(Data supplied):

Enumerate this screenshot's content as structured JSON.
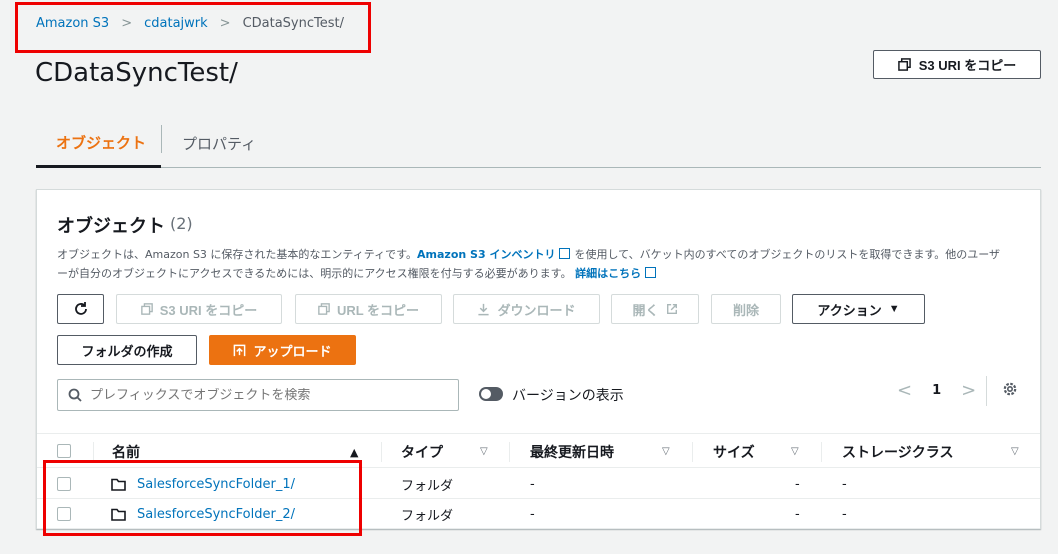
{
  "breadcrumb": {
    "items": [
      "Amazon S3",
      "cdatajwrk",
      "CDataSyncTest/"
    ]
  },
  "page_title": "CDataSyncTest/",
  "header": {
    "copy_uri_label": "S3 URI をコピー"
  },
  "tabs": [
    {
      "label": "オブジェクト",
      "active": true
    },
    {
      "label": "プロパティ",
      "active": false
    }
  ],
  "panel": {
    "title": "オブジェクト",
    "count": "(2)",
    "desc_1": "オブジェクトは、Amazon S3 に保存された基本的なエンティティです。",
    "desc_link_1": "Amazon S3 インベントリ",
    "desc_2": "を使用して、バケット内のすべてのオブジェクトのリストを取得できます。他のユーザーが自分のオブジェクトにアクセスできるためには、明示的にアクセス権限を付与する必要があります。",
    "desc_link_2": "詳細はこちら"
  },
  "toolbar": {
    "copy_s3_uri": "S3 URI をコピー",
    "copy_url": "URL をコピー",
    "download": "ダウンロード",
    "open": "開く",
    "delete": "削除",
    "actions": "アクション",
    "create_folder": "フォルダの作成",
    "upload": "アップロード"
  },
  "search": {
    "placeholder": "プレフィックスでオブジェクトを検索"
  },
  "versions_label": "バージョンの表示",
  "pager": {
    "page": "1"
  },
  "table": {
    "columns": [
      "名前",
      "タイプ",
      "最終更新日時",
      "サイズ",
      "ストレージクラス"
    ],
    "rows": [
      {
        "name": "SalesforceSyncFolder_1/",
        "type": "フォルダ",
        "modified": "-",
        "size": "-",
        "storage": "-"
      },
      {
        "name": "SalesforceSyncFolder_2/",
        "type": "フォルダ",
        "modified": "-",
        "size": "-",
        "storage": "-"
      }
    ]
  },
  "colors": {
    "accent": "#ec7211",
    "link": "#0073bb",
    "highlight": "#ee0000"
  }
}
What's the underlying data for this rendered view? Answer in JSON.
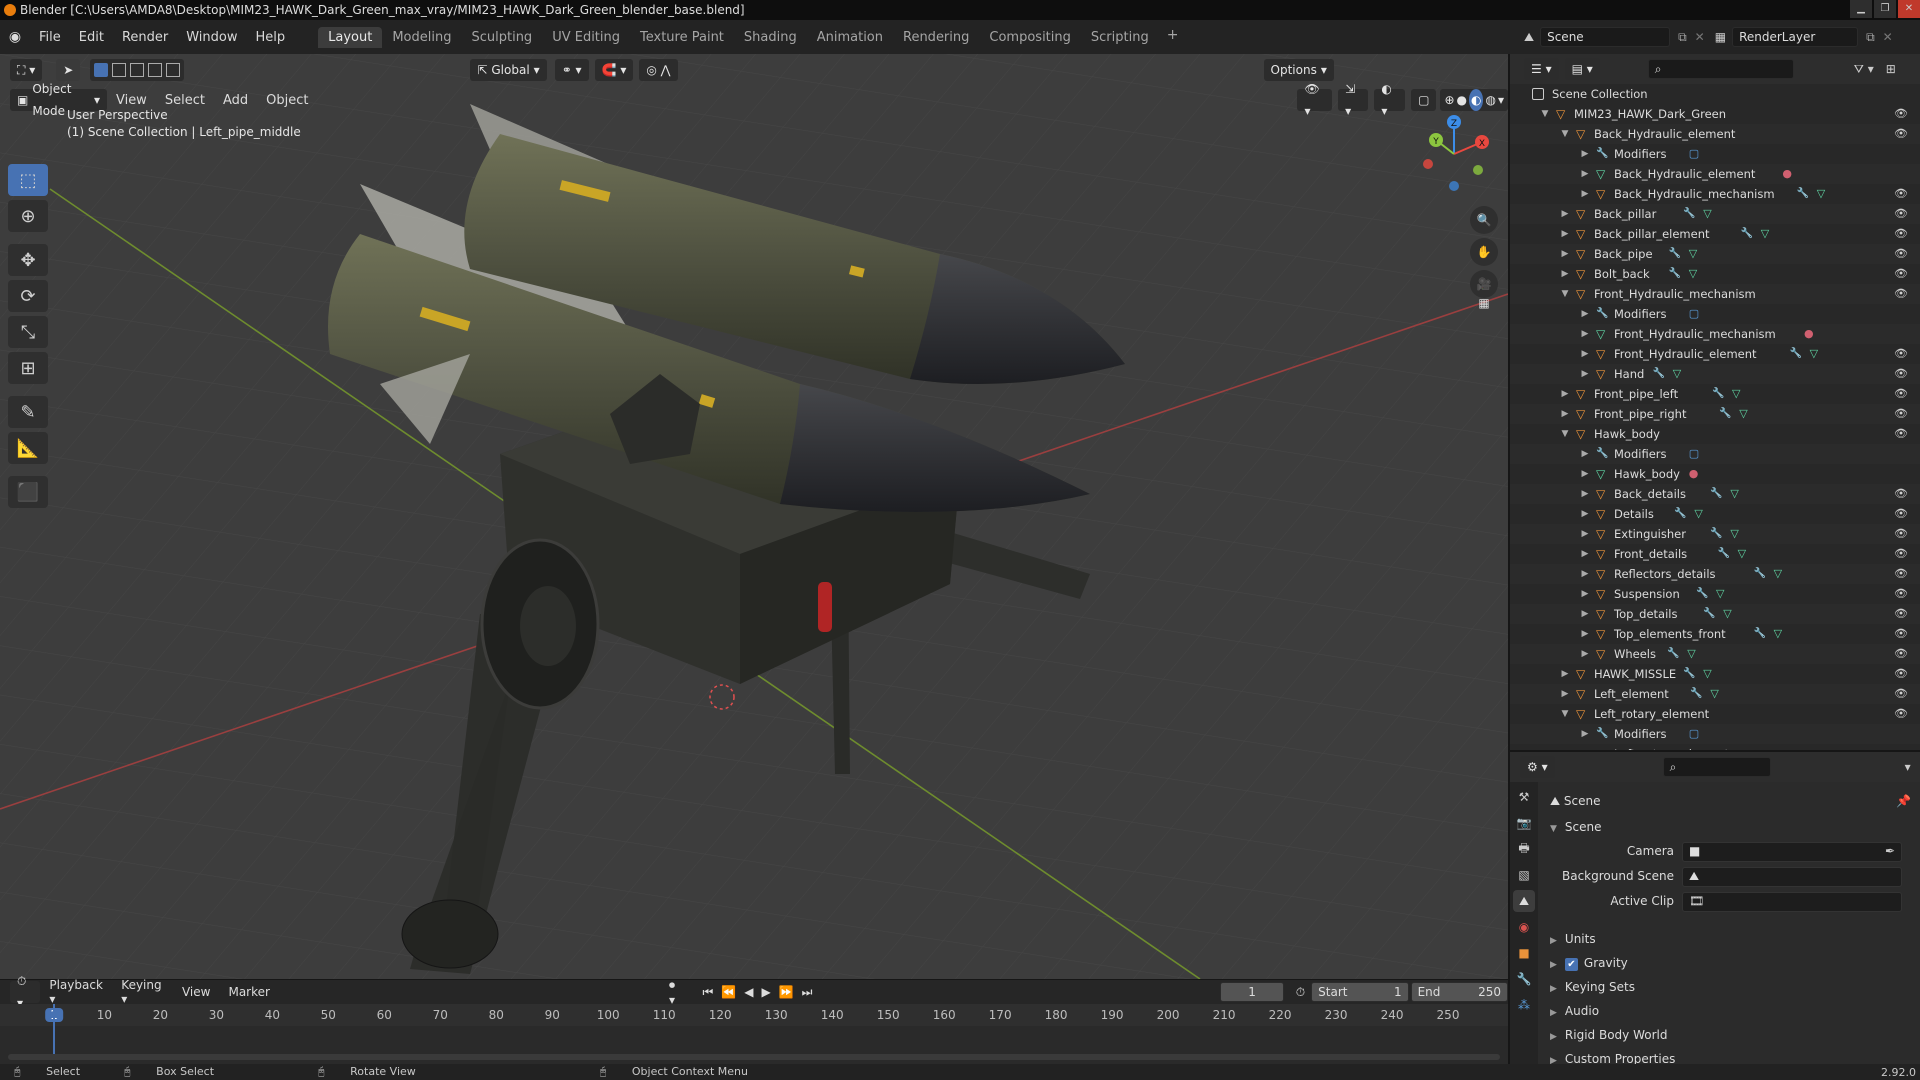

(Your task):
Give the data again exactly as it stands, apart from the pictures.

(Answer section):
Enumerate this screenshot's content as structured JSON.
{
  "breadcrumb": {
    "items": [
      "Amazon S3",
      "cdatajwrk",
      "CDataSyncTest/"
    ]
  },
  "page_title": "CDataSyncTest/",
  "header": {
    "copy_uri_label": "S3 URI をコピー"
  },
  "tabs": [
    {
      "label": "オブジェクト",
      "active": true
    },
    {
      "label": "プロパティ",
      "active": false
    }
  ],
  "panel": {
    "title": "オブジェクト",
    "count": "(2)",
    "desc_1": "オブジェクトは、Amazon S3 に保存された基本的なエンティティです。",
    "desc_link_1": "Amazon S3 インベントリ",
    "desc_2": "を使用して、バケット内のすべてのオブジェクトのリストを取得できます。他のユーザーが自分のオブジェクトにアクセスできるためには、明示的にアクセス権限を付与する必要があります。",
    "desc_link_2": "詳細はこちら"
  },
  "toolbar": {
    "copy_s3_uri": "S3 URI をコピー",
    "copy_url": "URL をコピー",
    "download": "ダウンロード",
    "open": "開く",
    "delete": "削除",
    "actions": "アクション",
    "create_folder": "フォルダの作成",
    "upload": "アップロード"
  },
  "search": {
    "placeholder": "プレフィックスでオブジェクトを検索"
  },
  "versions_label": "バージョンの表示",
  "pager": {
    "page": "1"
  },
  "table": {
    "columns": [
      "名前",
      "タイプ",
      "最終更新日時",
      "サイズ",
      "ストレージクラス"
    ],
    "rows": [
      {
        "name": "SalesforceSyncFolder_1/",
        "type": "フォルダ",
        "modified": "-",
        "size": "-",
        "storage": "-"
      },
      {
        "name": "SalesforceSyncFolder_2/",
        "type": "フォルダ",
        "modified": "-",
        "size": "-",
        "storage": "-"
      }
    ]
  },
  "colors": {
    "accent": "#ec7211",
    "link": "#0073bb",
    "highlight": "#ee0000"
  }
}
What's the underlying data for this rendered view? Answer in JSON.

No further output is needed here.